Return every line from the records below that has the word "label".

─── Data extract ───

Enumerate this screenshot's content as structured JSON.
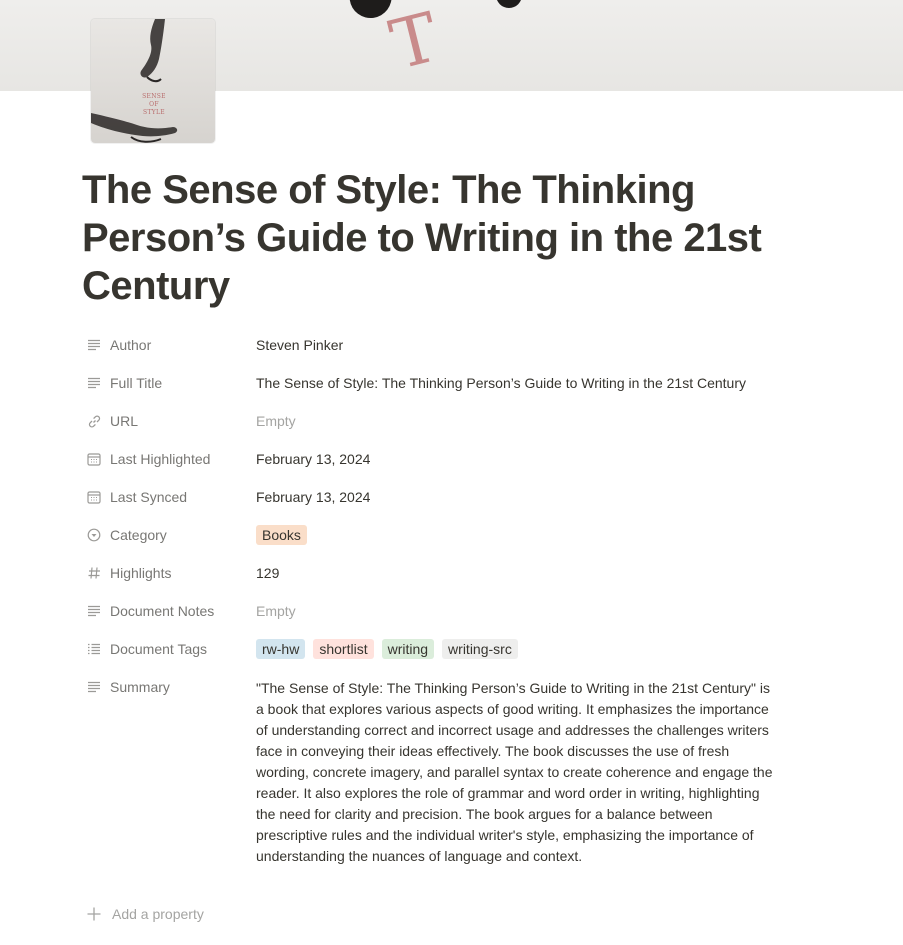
{
  "cover": {
    "art_letter": "T"
  },
  "book_icon": {
    "cover_text": "SENSE OF STYLE"
  },
  "title": "The Sense of Style: The Thinking Person’s Guide to Writing in the 21st Century",
  "properties": [
    {
      "label": "Author",
      "icon": "text-lines-icon",
      "value": "Steven Pinker"
    },
    {
      "label": "Full Title",
      "icon": "text-lines-icon",
      "value": "The Sense of Style: The Thinking Person’s Guide to Writing in the 21st Century"
    },
    {
      "label": "URL",
      "icon": "link-icon",
      "value": "Empty"
    },
    {
      "label": "Last Highlighted",
      "icon": "calendar-icon",
      "value": "February 13, 2024"
    },
    {
      "label": "Last Synced",
      "icon": "calendar-icon",
      "value": "February 13, 2024"
    },
    {
      "label": "Category",
      "icon": "select-icon",
      "value": "Books",
      "tag_color": "#fadec9"
    },
    {
      "label": "Highlights",
      "icon": "hash-icon",
      "value": "129"
    },
    {
      "label": "Document Notes",
      "icon": "text-lines-icon",
      "value": "Empty"
    },
    {
      "label": "Document Tags",
      "icon": "list-icon",
      "tags": [
        {
          "name": "rw-hw",
          "color": "#d3e5ef"
        },
        {
          "name": "shortlist",
          "color": "#ffe2dd"
        },
        {
          "name": "writing",
          "color": "#dbeddb"
        },
        {
          "name": "writing-src",
          "color": "#eeeeed"
        }
      ]
    },
    {
      "label": "Summary",
      "icon": "text-lines-icon",
      "value": "\"The Sense of Style: The Thinking Person’s Guide to Writing in the 21st Century\" is a book that explores various aspects of good writing. It emphasizes the importance of understanding correct and incorrect usage and addresses the challenges writers face in conveying their ideas effectively. The book discusses the use of fresh wording, concrete imagery, and parallel syntax to create coherence and engage the reader. It also explores the role of grammar and word order in writing, highlighting the need for clarity and precision. The book argues for a balance between prescriptive rules and the individual writer's style, emphasizing the importance of understanding the nuances of language and context."
    }
  ],
  "add_property": "Add a property",
  "colors": {
    "text": "#37352f",
    "muted": "#787774",
    "placeholder": "#a4a4a2"
  }
}
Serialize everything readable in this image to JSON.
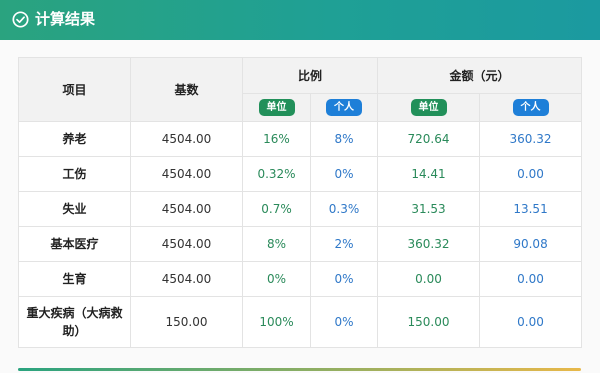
{
  "header": {
    "title": "计算结果",
    "icon": "check-circle-icon"
  },
  "table": {
    "headers": {
      "item": "项目",
      "base": "基数",
      "ratio": "比例",
      "amount": "金额（元）",
      "unit": "单位",
      "personal": "个人"
    },
    "rows": [
      {
        "name": "养老",
        "base": "4504.00",
        "ratio_unit": "16%",
        "ratio_personal": "8%",
        "amount_unit": "720.64",
        "amount_personal": "360.32"
      },
      {
        "name": "工伤",
        "base": "4504.00",
        "ratio_unit": "0.32%",
        "ratio_personal": "0%",
        "amount_unit": "14.41",
        "amount_personal": "0.00"
      },
      {
        "name": "失业",
        "base": "4504.00",
        "ratio_unit": "0.7%",
        "ratio_personal": "0.3%",
        "amount_unit": "31.53",
        "amount_personal": "13.51"
      },
      {
        "name": "基本医疗",
        "base": "4504.00",
        "ratio_unit": "8%",
        "ratio_personal": "2%",
        "amount_unit": "360.32",
        "amount_personal": "90.08"
      },
      {
        "name": "生育",
        "base": "4504.00",
        "ratio_unit": "0%",
        "ratio_personal": "0%",
        "amount_unit": "0.00",
        "amount_personal": "0.00"
      },
      {
        "name": "重大疾病（大病救助）",
        "base": "150.00",
        "ratio_unit": "100%",
        "ratio_personal": "0%",
        "amount_unit": "150.00",
        "amount_personal": "0.00"
      }
    ]
  },
  "colors": {
    "header_start": "#2aa37f",
    "header_end": "#1b9aa0",
    "unit_green": "#22905a",
    "personal_blue": "#1e7fd8"
  }
}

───

§ **Result**:
      "label": "Author",
      "label": "Full Title",
      "label": "URL",
      "label": "Last Highlighted",
      "label": "Last Synced",
      "label": "Category",
      "label": "Highlights",
      "label": "Document Notes",
      "label": "Document Tags",
      "label": "Summary",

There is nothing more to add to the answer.